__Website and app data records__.
——————————

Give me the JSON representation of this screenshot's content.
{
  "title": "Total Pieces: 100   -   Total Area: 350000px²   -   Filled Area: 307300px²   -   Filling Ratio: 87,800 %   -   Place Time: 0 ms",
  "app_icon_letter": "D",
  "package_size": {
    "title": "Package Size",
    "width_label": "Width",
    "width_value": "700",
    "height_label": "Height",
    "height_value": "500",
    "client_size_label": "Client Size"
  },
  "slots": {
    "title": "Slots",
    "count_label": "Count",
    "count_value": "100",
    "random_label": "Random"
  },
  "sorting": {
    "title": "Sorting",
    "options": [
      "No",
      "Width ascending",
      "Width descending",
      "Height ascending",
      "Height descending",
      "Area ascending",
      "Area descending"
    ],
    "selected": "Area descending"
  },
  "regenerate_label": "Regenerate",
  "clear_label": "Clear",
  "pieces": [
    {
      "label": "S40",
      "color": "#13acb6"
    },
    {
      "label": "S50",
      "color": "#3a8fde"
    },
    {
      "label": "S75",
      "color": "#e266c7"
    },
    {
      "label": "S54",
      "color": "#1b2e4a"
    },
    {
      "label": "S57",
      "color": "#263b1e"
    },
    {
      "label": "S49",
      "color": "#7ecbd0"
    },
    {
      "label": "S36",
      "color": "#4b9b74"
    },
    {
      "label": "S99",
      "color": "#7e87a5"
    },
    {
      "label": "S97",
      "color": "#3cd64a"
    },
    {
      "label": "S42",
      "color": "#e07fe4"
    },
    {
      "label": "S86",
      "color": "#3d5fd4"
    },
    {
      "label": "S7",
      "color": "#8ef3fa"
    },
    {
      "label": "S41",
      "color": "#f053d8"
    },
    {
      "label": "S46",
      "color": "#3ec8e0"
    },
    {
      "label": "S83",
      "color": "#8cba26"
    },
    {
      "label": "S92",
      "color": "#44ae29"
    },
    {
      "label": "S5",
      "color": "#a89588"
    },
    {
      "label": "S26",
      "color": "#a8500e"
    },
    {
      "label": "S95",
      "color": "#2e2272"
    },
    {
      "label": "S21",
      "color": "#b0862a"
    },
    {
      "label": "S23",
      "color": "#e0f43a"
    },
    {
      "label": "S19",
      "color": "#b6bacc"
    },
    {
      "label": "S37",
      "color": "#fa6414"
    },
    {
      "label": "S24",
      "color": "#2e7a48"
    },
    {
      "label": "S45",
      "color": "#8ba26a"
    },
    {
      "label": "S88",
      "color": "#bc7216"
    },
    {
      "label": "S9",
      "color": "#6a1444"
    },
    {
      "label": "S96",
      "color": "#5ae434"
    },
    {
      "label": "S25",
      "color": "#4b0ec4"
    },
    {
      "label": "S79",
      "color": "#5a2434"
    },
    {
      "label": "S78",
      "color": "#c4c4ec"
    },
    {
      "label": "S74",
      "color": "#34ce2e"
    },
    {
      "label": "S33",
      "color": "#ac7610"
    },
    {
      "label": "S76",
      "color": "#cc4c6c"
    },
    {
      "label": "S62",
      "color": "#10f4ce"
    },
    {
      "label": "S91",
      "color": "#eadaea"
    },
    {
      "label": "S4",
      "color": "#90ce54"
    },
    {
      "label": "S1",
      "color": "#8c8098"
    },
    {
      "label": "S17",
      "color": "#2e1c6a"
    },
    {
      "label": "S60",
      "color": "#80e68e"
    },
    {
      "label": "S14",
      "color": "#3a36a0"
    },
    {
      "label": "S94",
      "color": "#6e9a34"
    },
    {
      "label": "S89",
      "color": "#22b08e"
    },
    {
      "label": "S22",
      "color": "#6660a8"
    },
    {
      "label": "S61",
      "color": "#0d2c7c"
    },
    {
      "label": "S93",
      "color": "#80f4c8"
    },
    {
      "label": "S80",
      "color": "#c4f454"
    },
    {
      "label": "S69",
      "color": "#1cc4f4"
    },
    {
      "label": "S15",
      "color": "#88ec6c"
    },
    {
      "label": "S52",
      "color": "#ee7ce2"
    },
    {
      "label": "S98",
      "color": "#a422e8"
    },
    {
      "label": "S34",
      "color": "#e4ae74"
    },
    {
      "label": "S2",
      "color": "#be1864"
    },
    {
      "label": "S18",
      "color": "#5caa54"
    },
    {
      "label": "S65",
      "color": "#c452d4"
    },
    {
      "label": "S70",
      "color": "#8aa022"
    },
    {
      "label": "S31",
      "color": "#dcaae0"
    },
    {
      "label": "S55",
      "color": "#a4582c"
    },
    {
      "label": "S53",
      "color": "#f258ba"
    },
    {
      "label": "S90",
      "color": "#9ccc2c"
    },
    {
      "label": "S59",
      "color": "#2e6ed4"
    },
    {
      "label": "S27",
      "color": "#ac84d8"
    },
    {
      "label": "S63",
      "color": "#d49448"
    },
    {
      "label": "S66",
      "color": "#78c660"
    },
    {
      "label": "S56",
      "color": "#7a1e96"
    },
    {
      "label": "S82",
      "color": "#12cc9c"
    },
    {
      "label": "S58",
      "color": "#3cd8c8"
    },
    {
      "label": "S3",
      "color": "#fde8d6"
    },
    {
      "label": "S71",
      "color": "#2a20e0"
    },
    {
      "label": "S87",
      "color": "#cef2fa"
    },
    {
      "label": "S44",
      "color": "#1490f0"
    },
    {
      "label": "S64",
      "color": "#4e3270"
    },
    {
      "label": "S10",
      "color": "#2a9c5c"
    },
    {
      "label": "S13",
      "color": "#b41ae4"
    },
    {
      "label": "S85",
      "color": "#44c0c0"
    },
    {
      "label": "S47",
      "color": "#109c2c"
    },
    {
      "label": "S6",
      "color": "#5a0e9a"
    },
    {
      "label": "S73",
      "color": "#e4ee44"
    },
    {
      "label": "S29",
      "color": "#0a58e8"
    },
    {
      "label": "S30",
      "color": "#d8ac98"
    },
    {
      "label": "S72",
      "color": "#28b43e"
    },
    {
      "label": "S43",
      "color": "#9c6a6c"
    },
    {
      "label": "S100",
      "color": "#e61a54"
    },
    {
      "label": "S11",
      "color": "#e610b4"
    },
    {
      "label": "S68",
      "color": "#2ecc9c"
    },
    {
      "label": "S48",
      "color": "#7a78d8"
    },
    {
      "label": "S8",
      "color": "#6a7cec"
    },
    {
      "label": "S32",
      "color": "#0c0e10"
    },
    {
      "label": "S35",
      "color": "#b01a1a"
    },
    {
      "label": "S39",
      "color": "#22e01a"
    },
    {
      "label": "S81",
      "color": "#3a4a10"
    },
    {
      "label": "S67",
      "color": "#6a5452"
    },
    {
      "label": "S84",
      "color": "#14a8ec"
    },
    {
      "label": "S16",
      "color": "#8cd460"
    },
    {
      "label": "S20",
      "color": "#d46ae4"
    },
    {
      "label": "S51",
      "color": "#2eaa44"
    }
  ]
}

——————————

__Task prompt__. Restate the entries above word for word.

__Solution to this problem__.
Give me the JSON representation of this screenshot's content.
{
  "title": "Total Pieces: 100   -   Total Area: 350000px²   -   Filled Area: 307300px²   -   Filling Ratio: 87,800 %   -   Place Time: 0 ms",
  "app_icon_letter": "D",
  "package_size": {
    "title": "Package Size",
    "width_label": "Width",
    "width_value": "700",
    "height_label": "Height",
    "height_value": "500",
    "client_size_label": "Client Size"
  },
  "slots": {
    "title": "Slots",
    "count_label": "Count",
    "count_value": "100",
    "random_label": "Random"
  },
  "sorting": {
    "title": "Sorting",
    "options": [
      "No",
      "Width ascending",
      "Width descending",
      "Height ascending",
      "Height descending",
      "Area ascending",
      "Area descending"
    ],
    "selected": "Area descending"
  },
  "regenerate_label": "Regenerate",
  "clear_label": "Clear",
  "pieces": [
    {
      "label": "S40",
      "color": "#13acb6"
    },
    {
      "label": "S50",
      "color": "#3a8fde"
    },
    {
      "label": "S75",
      "color": "#e266c7"
    },
    {
      "label": "S54",
      "color": "#1b2e4a"
    },
    {
      "label": "S57",
      "color": "#263b1e"
    },
    {
      "label": "S49",
      "color": "#7ecbd0"
    },
    {
      "label": "S36",
      "color": "#4b9b74"
    },
    {
      "label": "S99",
      "color": "#7e87a5"
    },
    {
      "label": "S97",
      "color": "#3cd64a"
    },
    {
      "label": "S42",
      "color": "#e07fe4"
    },
    {
      "label": "S86",
      "color": "#3d5fd4"
    },
    {
      "label": "S7",
      "color": "#8ef3fa"
    },
    {
      "label": "S41",
      "color": "#f053d8"
    },
    {
      "label": "S46",
      "color": "#3ec8e0"
    },
    {
      "label": "S83",
      "color": "#8cba26"
    },
    {
      "label": "S92",
      "color": "#44ae29"
    },
    {
      "label": "S5",
      "color": "#a89588"
    },
    {
      "label": "S26",
      "color": "#a8500e"
    },
    {
      "label": "S95",
      "color": "#2e2272"
    },
    {
      "label": "S21",
      "color": "#b0862a"
    },
    {
      "label": "S23",
      "color": "#e0f43a"
    },
    {
      "label": "S19",
      "color": "#b6bacc"
    },
    {
      "label": "S37",
      "color": "#fa6414"
    },
    {
      "label": "S24",
      "color": "#2e7a48"
    },
    {
      "label": "S45",
      "color": "#8ba26a"
    },
    {
      "label": "S88",
      "color": "#bc7216"
    },
    {
      "label": "S9",
      "color": "#6a1444"
    },
    {
      "label": "S96",
      "color": "#5ae434"
    },
    {
      "label": "S25",
      "color": "#4b0ec4"
    },
    {
      "label": "S79",
      "color": "#5a2434"
    },
    {
      "label": "S78",
      "color": "#c4c4ec"
    },
    {
      "label": "S74",
      "color": "#34ce2e"
    },
    {
      "label": "S33",
      "color": "#ac7610"
    },
    {
      "label": "S76",
      "color": "#cc4c6c"
    },
    {
      "label": "S62",
      "color": "#10f4ce"
    },
    {
      "label": "S91",
      "color": "#eadaea"
    },
    {
      "label": "S4",
      "color": "#90ce54"
    },
    {
      "label": "S1",
      "color": "#8c8098"
    },
    {
      "label": "S17",
      "color": "#2e1c6a"
    },
    {
      "label": "S60",
      "color": "#80e68e"
    },
    {
      "label": "S14",
      "color": "#3a36a0"
    },
    {
      "label": "S94",
      "color": "#6e9a34"
    },
    {
      "label": "S89",
      "color": "#22b08e"
    },
    {
      "label": "S22",
      "color": "#6660a8"
    },
    {
      "label": "S61",
      "color": "#0d2c7c"
    },
    {
      "label": "S93",
      "color": "#80f4c8"
    },
    {
      "label": "S80",
      "color": "#c4f454"
    },
    {
      "label": "S69",
      "color": "#1cc4f4"
    },
    {
      "label": "S15",
      "color": "#88ec6c"
    },
    {
      "label": "S52",
      "color": "#ee7ce2"
    },
    {
      "label": "S98",
      "color": "#a422e8"
    },
    {
      "label": "S34",
      "color": "#e4ae74"
    },
    {
      "label": "S2",
      "color": "#be1864"
    },
    {
      "label": "S18",
      "color": "#5caa54"
    },
    {
      "label": "S65",
      "color": "#c452d4"
    },
    {
      "label": "S70",
      "color": "#8aa022"
    },
    {
      "label": "S31",
      "color": "#dcaae0"
    },
    {
      "label": "S55",
      "color": "#a4582c"
    },
    {
      "label": "S53",
      "color": "#f258ba"
    },
    {
      "label": "S90",
      "color": "#9ccc2c"
    },
    {
      "label": "S59",
      "color": "#2e6ed4"
    },
    {
      "label": "S27",
      "color": "#ac84d8"
    },
    {
      "label": "S63",
      "color": "#d49448"
    },
    {
      "label": "S66",
      "color": "#78c660"
    },
    {
      "label": "S56",
      "color": "#7a1e96"
    },
    {
      "label": "S82",
      "color": "#12cc9c"
    },
    {
      "label": "S58",
      "color": "#3cd8c8"
    },
    {
      "label": "S3",
      "color": "#fde8d6"
    },
    {
      "label": "S71",
      "color": "#2a20e0"
    },
    {
      "label": "S87",
      "color": "#cef2fa"
    },
    {
      "label": "S44",
      "color": "#1490f0"
    },
    {
      "label": "S64",
      "color": "#4e3270"
    },
    {
      "label": "S10",
      "color": "#2a9c5c"
    },
    {
      "label": "S13",
      "color": "#b41ae4"
    },
    {
      "label": "S85",
      "color": "#44c0c0"
    },
    {
      "label": "S47",
      "color": "#109c2c"
    },
    {
      "label": "S6",
      "color": "#5a0e9a"
    },
    {
      "label": "S73",
      "color": "#e4ee44"
    },
    {
      "label": "S29",
      "color": "#0a58e8"
    },
    {
      "label": "S30",
      "color": "#d8ac98"
    },
    {
      "label": "S72",
      "color": "#28b43e"
    },
    {
      "label": "S43",
      "color": "#9c6a6c"
    },
    {
      "label": "S100",
      "color": "#e61a54"
    },
    {
      "label": "S11",
      "color": "#e610b4"
    },
    {
      "label": "S68",
      "color": "#2ecc9c"
    },
    {
      "label": "S48",
      "color": "#7a78d8"
    },
    {
      "label": "S8",
      "color": "#6a7cec"
    },
    {
      "label": "S32",
      "color": "#0c0e10"
    },
    {
      "label": "S35",
      "color": "#b01a1a"
    },
    {
      "label": "S39",
      "color": "#22e01a"
    },
    {
      "label": "S81",
      "color": "#3a4a10"
    },
    {
      "label": "S67",
      "color": "#6a5452"
    },
    {
      "label": "S84",
      "color": "#14a8ec"
    },
    {
      "label": "S16",
      "color": "#8cd460"
    },
    {
      "label": "S20",
      "color": "#d46ae4"
    },
    {
      "label": "S51",
      "color": "#2eaa44"
    }
  ]
}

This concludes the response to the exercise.